New research suggests that allowing children to use iPads before surgery is at least as effective at lowering anxiety as traditional pre-op sedatives.
The study authors, from Hôpital Femme Mère Enfant in Lyon, compared the effects of midazolam (a sedative regularly used before general anaesthesia) with iPad game apps in children between the ages of four and 10 during and after day surgery. Anxiety was assessed in both children and their parents.
Child anxiety was measured by two independent psychologists at four points: on arrival at hospital, at separation from the parents, during induction and in the post anaesthesia care unit. Parental anxiety was measured at the same points (except induction as they were not present). Anaesthetic nurses ranked from zero (not satisfied) to 10 (highly satisfied) the quality of induction of anaesthesia.
The researchers found similar anxiety levels in parents and children, when compared with patients who took midazolam. But induction quality was found to improve with the presence of an iPad.
The study’s lead author, Dr Dominique Chassard, said: ‘Our study showed that child and parental anxiety before anaesthesia are equally blunted by midazolam or use of the iPad.
‘However, the quality of induction of anaesthesia, as well as parental satisfaction, were judged better in the iPad group. Use of iPads or other tablet devices is a non-pharmacologic tool which can reduce perioperative stress without any sedative effect in paediatric ambulatory surgery.’
It is well known that distraction therapy — whether listening to music, reading or playing games — can reduce the worry and anxiety associated with having a medical procedure. This small trial simply adds iPads to the tools that can be used here as an extra way of reducing children’s anxiety before having a surgical procedure.
It may be some time yet before all hospitals use online gaming or virtual reality in children’s wards as a way of helping minimise the need for sedating medication pre-operatively, but what this shows is the evolution of distraction therapy into the digital age.

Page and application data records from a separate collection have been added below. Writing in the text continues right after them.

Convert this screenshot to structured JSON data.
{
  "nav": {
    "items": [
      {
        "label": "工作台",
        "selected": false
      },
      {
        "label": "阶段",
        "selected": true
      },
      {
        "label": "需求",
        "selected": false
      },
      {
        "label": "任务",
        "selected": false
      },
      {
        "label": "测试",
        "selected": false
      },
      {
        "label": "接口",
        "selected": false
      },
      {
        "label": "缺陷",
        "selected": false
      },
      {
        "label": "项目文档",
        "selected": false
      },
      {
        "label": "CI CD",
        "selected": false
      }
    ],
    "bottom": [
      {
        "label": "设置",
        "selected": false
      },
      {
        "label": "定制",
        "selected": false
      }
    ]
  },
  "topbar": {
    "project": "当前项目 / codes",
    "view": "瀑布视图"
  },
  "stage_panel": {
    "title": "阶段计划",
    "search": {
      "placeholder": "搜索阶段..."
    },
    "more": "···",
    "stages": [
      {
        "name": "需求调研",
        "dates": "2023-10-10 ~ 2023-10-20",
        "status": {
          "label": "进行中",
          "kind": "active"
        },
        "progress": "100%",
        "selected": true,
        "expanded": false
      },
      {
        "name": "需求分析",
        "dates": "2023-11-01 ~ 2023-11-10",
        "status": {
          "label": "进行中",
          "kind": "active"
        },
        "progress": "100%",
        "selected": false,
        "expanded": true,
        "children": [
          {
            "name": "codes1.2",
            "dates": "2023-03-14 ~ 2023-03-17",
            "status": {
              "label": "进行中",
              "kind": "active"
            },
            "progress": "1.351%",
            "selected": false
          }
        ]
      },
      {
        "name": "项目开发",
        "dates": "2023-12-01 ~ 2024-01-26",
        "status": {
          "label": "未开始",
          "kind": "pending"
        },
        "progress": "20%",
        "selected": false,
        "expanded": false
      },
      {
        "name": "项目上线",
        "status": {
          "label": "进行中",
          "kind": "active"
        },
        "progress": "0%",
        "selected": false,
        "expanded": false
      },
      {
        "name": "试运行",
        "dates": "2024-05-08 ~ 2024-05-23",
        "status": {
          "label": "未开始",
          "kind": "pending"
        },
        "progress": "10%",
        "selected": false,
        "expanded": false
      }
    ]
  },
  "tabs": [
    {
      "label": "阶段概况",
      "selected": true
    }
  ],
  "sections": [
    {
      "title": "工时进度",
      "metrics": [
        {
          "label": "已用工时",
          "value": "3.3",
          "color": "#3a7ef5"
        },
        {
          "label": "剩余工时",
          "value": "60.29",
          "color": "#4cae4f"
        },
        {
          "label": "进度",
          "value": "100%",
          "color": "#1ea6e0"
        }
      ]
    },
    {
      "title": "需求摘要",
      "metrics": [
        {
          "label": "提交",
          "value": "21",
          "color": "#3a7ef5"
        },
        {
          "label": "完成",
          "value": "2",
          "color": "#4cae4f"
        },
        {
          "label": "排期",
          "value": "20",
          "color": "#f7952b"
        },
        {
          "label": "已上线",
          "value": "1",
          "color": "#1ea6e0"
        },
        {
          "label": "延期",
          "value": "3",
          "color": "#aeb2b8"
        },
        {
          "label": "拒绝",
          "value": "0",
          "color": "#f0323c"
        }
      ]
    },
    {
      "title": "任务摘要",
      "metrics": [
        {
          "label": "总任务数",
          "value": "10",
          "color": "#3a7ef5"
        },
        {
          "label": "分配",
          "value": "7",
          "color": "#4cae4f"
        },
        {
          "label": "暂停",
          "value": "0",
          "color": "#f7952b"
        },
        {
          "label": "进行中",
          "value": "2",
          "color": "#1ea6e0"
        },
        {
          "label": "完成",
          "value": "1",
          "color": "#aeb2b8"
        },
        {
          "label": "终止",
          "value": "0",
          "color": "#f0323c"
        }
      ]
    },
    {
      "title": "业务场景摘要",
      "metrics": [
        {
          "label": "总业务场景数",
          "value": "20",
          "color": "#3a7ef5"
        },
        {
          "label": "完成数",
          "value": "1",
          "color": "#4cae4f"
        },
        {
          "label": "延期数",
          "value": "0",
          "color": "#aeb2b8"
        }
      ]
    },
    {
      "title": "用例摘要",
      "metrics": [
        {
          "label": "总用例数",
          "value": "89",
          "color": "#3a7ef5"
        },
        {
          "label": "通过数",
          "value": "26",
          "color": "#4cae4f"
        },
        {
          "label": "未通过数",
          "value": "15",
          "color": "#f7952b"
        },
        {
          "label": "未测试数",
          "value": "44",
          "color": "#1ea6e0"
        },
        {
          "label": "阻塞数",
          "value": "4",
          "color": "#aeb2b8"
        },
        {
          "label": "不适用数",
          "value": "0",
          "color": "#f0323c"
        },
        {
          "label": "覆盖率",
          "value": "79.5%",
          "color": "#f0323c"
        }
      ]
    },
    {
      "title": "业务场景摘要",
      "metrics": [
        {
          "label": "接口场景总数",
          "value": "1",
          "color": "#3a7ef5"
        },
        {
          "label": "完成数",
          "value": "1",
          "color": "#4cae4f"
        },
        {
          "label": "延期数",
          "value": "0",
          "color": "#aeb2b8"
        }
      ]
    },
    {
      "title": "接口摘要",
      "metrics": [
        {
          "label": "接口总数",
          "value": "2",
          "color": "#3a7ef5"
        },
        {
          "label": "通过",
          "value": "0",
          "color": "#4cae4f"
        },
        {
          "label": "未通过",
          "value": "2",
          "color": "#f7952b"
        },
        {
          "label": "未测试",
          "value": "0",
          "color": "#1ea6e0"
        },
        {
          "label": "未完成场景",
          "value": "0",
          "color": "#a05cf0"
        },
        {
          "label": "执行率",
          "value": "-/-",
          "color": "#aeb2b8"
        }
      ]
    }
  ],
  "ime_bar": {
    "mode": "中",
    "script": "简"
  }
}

The study size is tiny — just over 100 children — but larger trials will not add to what we already know: children’s anxiety can be reduced by distracting them.